School leaders have named that faculty are overwhelmed right now, and moving to a new model can feel like one more “thing” on top of a very long list of new “things” during this time. Barry, Moira, and others noted that on the other side, there is a real opportunity that this crisis presents. Richard Boerner, Superintendent of Graded, The American School of Sao Paulo, noted that right now is the time for providing clear guidance to teachers without equivocating. Schools should give this direction certainly with recognition and compassion for everything teachers are going through, but they should also be clear on the fundamental shifts that can and should be made in service to students both now and in the long-term. There may be no better moment to make the changes that people have been talking about for a long time, calling on strong leaders to do what is right, not what is easy.
The Long View: What are the Opportunities this Time Has Presented?

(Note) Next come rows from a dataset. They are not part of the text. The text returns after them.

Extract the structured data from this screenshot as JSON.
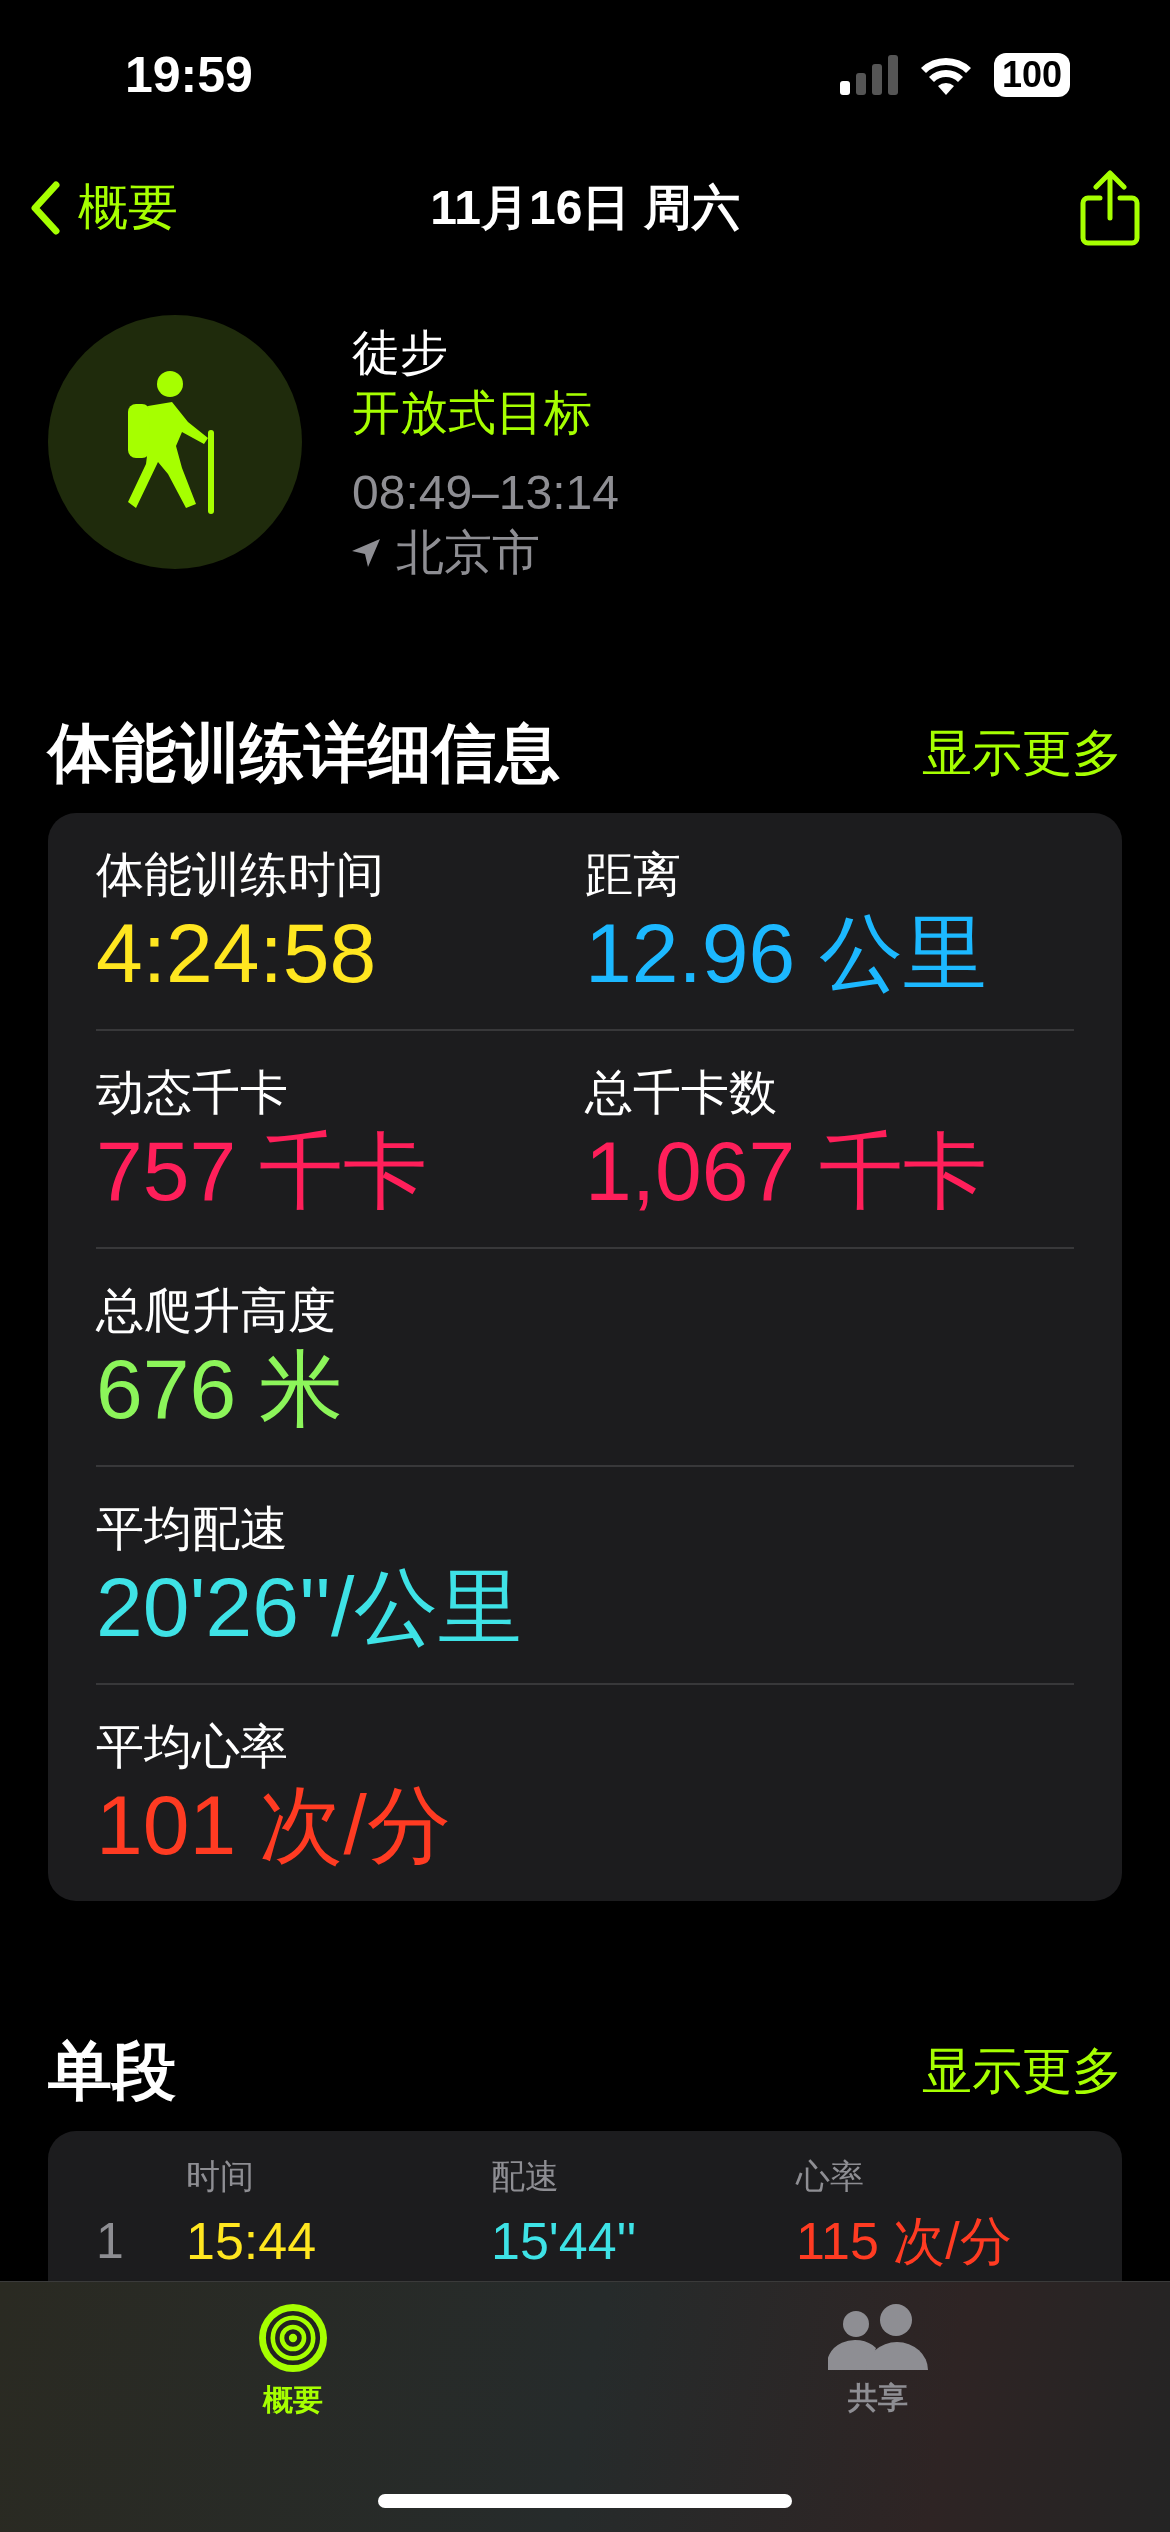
{
  "status_bar": {
    "time": "19:59",
    "battery": "100"
  },
  "nav": {
    "back": "概要",
    "title": "11月16日 周六"
  },
  "workout": {
    "name": "徒步",
    "goal": "开放式目标",
    "time_range": "08:49–13:14",
    "location": "北京市"
  },
  "details": {
    "title": "体能训练详细信息",
    "more": "显示更多",
    "rows": [
      [
        {
          "label": "体能训练时间",
          "value": "4:24:58",
          "color": "#ffe620"
        },
        {
          "label": "距离",
          "value": "12.96 公里",
          "color": "#1cb8ff"
        }
      ],
      [
        {
          "label": "动态千卡",
          "value": "757 千卡",
          "color": "#ff1f5a"
        },
        {
          "label": "总千卡数",
          "value": "1,067 千卡",
          "color": "#ff1f5a"
        }
      ],
      [
        {
          "label": "总爬升高度",
          "value": "676 米",
          "color": "#8cf55a"
        }
      ],
      [
        {
          "label": "平均配速",
          "value": "20'26''/公里",
          "color": "#3ee2e6"
        }
      ],
      [
        {
          "label": "平均心率",
          "value": "101 次/分",
          "color": "#ff3b22"
        }
      ]
    ]
  },
  "splits": {
    "title": "单段",
    "more": "显示更多",
    "columns": [
      "时间",
      "配速",
      "心率"
    ],
    "rows": [
      {
        "index": "1",
        "cells": [
          {
            "text": "15:44",
            "color": "#ffe620"
          },
          {
            "text": "15'44''",
            "color": "#3ee2e6"
          },
          {
            "text": "115 次/分",
            "color": "#ff3b22"
          }
        ]
      }
    ]
  },
  "tabs": [
    {
      "label": "概要",
      "kind": "rings",
      "selected": true
    },
    {
      "label": "共享",
      "kind": "people",
      "selected": false
    }
  ]
}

Now is an opportunity for schools to move, in the long-term, towards mastery-based grading. Going back to normal isn’t likely for schools around the world, given that many of them are discussing the real potential for remote learning in the fall. As such, they can take this as a chance to re-center their school to focus on learning rather than on sorting and ranking. Mastery-based learning also allows students to take different pathways to the same outcomes, and thus maximizes equity. A competency-based approach is far more resilient and flexible an approach than traditional grades, which is a feature to consider given there is a high likelihood we may be facing uncertain conditions in this next school year and beyond.
Although this sudden shift to online learning has been difficult, there are positives that have emerged for schools as they have transitioned. Many faculty are having more one-on-one experiences with their students and are getting to know them better than they did in the classroom. Many students are building skills in independently managing their schedules and workloads. Others are working on online distributed team-based projects that are fostering the skills students will some day use in careers with global colleagues. Finally, some schools have started regularly surveying their faculty and students on what is going well (and not), and plan to continue this type of feedback gathering even when they return back to the building.

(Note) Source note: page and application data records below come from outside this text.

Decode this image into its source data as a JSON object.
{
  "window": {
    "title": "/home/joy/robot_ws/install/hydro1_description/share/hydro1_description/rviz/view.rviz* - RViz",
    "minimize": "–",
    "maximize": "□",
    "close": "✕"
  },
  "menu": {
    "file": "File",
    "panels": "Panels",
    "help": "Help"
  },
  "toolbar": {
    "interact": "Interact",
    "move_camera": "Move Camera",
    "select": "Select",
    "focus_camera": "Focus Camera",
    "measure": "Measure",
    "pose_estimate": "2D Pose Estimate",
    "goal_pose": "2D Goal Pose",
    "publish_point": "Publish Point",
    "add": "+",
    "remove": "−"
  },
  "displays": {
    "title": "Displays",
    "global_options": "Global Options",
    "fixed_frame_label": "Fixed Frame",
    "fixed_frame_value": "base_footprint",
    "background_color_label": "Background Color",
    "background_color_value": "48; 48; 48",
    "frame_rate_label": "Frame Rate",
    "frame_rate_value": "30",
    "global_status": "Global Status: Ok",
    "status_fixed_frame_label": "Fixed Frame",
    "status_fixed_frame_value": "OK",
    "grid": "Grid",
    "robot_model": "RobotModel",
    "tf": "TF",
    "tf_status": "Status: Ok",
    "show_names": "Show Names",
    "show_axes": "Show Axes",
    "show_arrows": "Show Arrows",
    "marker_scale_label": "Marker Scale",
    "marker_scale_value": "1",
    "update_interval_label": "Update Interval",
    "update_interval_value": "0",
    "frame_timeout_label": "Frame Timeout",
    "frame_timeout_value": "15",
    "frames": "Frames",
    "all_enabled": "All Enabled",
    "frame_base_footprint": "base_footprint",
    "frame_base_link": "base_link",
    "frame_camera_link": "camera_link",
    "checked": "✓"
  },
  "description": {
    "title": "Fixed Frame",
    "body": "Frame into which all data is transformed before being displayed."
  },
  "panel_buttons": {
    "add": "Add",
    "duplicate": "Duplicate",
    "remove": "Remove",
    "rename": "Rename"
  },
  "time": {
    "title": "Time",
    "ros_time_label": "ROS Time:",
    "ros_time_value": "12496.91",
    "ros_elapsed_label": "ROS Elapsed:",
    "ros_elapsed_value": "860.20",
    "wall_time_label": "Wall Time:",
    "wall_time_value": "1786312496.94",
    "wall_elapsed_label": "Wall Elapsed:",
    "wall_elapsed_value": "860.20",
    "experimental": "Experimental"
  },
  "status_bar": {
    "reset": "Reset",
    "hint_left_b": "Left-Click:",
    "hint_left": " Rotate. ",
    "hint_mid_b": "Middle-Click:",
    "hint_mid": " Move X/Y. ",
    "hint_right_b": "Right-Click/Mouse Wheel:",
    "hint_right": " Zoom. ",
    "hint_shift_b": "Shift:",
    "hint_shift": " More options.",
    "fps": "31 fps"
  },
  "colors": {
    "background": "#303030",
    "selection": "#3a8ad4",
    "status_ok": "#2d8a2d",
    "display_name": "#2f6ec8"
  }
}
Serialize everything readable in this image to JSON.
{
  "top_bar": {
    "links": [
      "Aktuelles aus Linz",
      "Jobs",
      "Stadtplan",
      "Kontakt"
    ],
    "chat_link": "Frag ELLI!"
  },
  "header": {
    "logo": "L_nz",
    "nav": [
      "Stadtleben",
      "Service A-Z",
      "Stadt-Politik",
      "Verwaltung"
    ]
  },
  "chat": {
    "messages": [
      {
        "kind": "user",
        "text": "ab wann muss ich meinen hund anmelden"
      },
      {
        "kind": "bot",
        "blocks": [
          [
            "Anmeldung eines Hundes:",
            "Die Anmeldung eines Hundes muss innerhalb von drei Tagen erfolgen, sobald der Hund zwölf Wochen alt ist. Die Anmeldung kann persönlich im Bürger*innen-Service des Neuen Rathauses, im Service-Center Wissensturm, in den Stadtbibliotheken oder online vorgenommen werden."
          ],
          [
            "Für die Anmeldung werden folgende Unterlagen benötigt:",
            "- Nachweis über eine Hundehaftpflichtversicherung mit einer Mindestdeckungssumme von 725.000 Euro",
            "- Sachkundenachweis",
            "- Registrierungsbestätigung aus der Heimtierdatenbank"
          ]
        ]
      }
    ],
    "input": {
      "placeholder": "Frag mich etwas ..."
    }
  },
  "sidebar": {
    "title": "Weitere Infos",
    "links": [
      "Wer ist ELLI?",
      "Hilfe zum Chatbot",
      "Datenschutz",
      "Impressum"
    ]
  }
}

Schools may have to contend with distance learning as part of an ongoing model, whether that be due to a new set of school shutdowns in the fall or because parents actually prefer it over the traditional classroom. Thus, the grading conversation is not a short-term one just for the next few months. It will continue to rear its head, and moving to an alternative assessment model will better allow a school to weather these shifts.